• Directions for this task: From the entries that follow, list every line in which the string "Olympics" appears.

• Materials provided:
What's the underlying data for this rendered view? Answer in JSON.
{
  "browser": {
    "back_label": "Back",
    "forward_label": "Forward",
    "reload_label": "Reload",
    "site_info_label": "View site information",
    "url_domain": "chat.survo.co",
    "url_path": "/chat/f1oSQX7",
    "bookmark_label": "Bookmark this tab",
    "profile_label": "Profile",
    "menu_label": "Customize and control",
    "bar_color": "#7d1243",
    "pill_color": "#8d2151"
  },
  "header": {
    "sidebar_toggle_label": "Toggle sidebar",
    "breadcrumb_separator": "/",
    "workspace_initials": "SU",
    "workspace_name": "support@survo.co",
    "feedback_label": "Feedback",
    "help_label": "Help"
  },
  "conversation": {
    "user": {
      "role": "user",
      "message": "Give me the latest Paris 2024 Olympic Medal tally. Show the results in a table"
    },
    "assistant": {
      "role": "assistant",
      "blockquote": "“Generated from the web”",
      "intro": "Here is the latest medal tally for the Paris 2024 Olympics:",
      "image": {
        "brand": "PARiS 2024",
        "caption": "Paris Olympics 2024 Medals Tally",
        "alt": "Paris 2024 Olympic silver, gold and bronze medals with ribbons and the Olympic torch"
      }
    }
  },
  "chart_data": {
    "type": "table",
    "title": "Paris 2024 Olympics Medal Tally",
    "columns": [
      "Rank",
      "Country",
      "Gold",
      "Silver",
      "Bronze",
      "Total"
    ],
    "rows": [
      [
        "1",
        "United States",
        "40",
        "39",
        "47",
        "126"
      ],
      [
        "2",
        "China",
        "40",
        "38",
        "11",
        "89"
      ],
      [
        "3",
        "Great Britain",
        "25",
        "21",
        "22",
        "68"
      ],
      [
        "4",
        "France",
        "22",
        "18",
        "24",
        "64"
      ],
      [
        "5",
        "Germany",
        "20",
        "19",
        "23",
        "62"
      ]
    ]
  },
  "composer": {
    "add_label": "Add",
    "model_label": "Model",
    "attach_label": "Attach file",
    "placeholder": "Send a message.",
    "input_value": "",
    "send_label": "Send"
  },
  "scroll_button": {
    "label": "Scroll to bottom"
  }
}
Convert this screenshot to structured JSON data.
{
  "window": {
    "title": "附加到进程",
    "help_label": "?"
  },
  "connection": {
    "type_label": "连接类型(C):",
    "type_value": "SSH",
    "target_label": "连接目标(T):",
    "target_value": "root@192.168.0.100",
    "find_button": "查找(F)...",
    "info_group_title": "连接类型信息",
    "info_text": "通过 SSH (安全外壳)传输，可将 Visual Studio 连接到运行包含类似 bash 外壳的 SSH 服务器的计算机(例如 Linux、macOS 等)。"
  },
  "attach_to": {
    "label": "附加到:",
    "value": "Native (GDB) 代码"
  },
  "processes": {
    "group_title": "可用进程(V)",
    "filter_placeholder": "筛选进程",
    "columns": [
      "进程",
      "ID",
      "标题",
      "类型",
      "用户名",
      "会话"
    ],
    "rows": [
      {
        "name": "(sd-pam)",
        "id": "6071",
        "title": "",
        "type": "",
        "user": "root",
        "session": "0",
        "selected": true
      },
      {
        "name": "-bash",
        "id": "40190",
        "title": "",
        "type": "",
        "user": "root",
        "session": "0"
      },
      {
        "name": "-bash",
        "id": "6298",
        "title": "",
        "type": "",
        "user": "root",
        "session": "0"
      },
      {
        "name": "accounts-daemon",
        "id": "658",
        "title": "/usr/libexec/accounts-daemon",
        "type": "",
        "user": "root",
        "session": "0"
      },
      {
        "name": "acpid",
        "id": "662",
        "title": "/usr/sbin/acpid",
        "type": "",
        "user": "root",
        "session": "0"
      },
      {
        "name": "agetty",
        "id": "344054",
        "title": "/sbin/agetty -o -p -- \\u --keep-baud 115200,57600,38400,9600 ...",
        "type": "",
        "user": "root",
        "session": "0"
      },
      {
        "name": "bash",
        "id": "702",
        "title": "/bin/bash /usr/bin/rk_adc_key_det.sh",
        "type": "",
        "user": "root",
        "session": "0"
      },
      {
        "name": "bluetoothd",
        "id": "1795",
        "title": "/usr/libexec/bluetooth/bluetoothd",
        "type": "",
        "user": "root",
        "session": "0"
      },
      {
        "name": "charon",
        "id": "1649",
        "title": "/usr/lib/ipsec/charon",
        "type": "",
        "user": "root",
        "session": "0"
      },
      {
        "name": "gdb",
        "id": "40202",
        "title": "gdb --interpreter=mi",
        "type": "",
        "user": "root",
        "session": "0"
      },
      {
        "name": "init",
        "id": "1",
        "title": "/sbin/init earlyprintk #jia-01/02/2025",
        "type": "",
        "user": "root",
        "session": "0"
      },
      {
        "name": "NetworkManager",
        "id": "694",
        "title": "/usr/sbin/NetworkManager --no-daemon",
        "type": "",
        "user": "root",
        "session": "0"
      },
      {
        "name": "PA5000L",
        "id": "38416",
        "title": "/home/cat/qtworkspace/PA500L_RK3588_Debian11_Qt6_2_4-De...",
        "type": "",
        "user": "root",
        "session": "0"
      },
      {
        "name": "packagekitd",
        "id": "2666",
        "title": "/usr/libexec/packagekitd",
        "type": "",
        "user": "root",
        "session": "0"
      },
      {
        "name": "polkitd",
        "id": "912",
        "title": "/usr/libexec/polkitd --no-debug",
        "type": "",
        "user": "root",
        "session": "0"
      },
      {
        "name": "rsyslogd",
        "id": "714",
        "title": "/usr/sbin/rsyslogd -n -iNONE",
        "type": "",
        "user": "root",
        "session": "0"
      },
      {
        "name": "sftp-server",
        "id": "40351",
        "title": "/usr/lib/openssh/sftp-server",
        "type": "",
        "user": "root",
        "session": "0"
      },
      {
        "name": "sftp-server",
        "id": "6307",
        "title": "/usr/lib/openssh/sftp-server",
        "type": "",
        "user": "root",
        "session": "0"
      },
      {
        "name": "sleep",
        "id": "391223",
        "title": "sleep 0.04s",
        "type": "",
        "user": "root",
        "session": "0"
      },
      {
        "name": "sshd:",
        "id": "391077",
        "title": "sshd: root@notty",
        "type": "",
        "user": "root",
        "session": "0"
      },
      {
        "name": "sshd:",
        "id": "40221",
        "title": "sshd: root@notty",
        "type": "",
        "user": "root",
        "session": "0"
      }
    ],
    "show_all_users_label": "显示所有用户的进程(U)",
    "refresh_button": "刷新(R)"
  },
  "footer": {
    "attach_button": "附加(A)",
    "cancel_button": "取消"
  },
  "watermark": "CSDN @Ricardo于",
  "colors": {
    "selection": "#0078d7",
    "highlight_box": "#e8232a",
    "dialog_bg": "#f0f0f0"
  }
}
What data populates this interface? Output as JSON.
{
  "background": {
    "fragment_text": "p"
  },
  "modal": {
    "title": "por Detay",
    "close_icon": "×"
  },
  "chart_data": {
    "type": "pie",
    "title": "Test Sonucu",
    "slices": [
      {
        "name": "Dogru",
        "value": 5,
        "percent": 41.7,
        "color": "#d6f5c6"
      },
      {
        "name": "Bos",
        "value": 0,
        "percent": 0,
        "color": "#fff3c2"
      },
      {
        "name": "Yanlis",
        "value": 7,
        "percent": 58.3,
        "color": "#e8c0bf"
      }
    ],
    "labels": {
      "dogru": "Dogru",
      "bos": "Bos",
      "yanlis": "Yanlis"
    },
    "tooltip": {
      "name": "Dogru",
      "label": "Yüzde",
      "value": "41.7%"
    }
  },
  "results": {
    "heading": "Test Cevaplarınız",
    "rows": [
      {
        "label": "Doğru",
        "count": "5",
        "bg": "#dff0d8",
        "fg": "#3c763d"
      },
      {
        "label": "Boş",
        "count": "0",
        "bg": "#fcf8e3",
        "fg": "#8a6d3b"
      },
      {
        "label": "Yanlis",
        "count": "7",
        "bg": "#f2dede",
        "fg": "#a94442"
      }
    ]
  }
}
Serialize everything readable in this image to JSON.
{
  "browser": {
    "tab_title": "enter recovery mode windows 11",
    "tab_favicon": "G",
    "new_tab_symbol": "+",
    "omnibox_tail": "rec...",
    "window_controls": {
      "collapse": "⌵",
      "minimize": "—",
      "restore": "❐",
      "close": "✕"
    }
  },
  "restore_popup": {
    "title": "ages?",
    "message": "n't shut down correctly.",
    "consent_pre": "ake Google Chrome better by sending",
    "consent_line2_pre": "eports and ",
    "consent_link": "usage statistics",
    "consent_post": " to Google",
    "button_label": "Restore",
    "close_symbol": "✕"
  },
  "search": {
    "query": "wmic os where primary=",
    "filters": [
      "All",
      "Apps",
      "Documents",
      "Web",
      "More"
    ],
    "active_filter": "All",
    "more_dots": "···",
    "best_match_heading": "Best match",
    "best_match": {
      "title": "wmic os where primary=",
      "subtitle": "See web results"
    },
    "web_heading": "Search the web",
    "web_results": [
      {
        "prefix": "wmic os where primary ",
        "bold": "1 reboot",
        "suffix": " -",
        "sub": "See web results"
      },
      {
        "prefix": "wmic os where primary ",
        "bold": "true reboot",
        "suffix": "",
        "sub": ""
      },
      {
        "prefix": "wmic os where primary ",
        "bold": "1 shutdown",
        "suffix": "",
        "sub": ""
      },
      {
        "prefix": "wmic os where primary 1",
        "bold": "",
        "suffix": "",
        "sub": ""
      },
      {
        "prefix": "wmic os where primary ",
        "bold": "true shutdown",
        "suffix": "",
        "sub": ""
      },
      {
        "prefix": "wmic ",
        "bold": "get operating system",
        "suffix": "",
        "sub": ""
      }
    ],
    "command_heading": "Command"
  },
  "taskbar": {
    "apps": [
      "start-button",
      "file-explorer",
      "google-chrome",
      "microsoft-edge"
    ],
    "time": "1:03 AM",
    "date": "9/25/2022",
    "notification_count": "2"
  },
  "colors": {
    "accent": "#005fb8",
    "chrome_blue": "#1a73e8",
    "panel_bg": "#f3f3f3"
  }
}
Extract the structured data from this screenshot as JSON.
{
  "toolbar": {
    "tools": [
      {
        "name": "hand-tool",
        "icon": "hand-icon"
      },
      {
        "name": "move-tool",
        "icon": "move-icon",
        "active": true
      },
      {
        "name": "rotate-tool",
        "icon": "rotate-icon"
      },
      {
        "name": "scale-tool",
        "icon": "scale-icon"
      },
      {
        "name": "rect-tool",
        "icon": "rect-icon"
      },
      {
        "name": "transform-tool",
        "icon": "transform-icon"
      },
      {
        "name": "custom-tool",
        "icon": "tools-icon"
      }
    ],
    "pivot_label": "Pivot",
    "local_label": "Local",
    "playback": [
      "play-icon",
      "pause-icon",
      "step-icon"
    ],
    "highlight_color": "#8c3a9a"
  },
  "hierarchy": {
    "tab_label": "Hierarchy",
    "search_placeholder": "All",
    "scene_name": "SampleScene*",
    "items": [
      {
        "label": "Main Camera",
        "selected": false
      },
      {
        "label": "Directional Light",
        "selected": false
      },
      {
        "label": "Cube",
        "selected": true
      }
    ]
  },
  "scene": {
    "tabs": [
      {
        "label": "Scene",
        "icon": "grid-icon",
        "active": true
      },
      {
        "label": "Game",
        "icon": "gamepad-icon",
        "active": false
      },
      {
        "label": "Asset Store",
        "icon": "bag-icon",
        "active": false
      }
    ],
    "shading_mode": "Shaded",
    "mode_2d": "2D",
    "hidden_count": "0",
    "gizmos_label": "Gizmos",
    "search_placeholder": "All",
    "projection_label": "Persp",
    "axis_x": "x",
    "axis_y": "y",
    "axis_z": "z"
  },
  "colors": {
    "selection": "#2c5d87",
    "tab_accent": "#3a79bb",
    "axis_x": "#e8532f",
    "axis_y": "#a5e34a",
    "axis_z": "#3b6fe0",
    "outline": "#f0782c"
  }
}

• Exercise answer:
      "intro": "Here is the latest medal tally for the Paris 2024 Olympics:",
        "caption": "Paris Olympics 2024 Medals Tally",
    "title": "Paris 2024 Olympics Medal Tally",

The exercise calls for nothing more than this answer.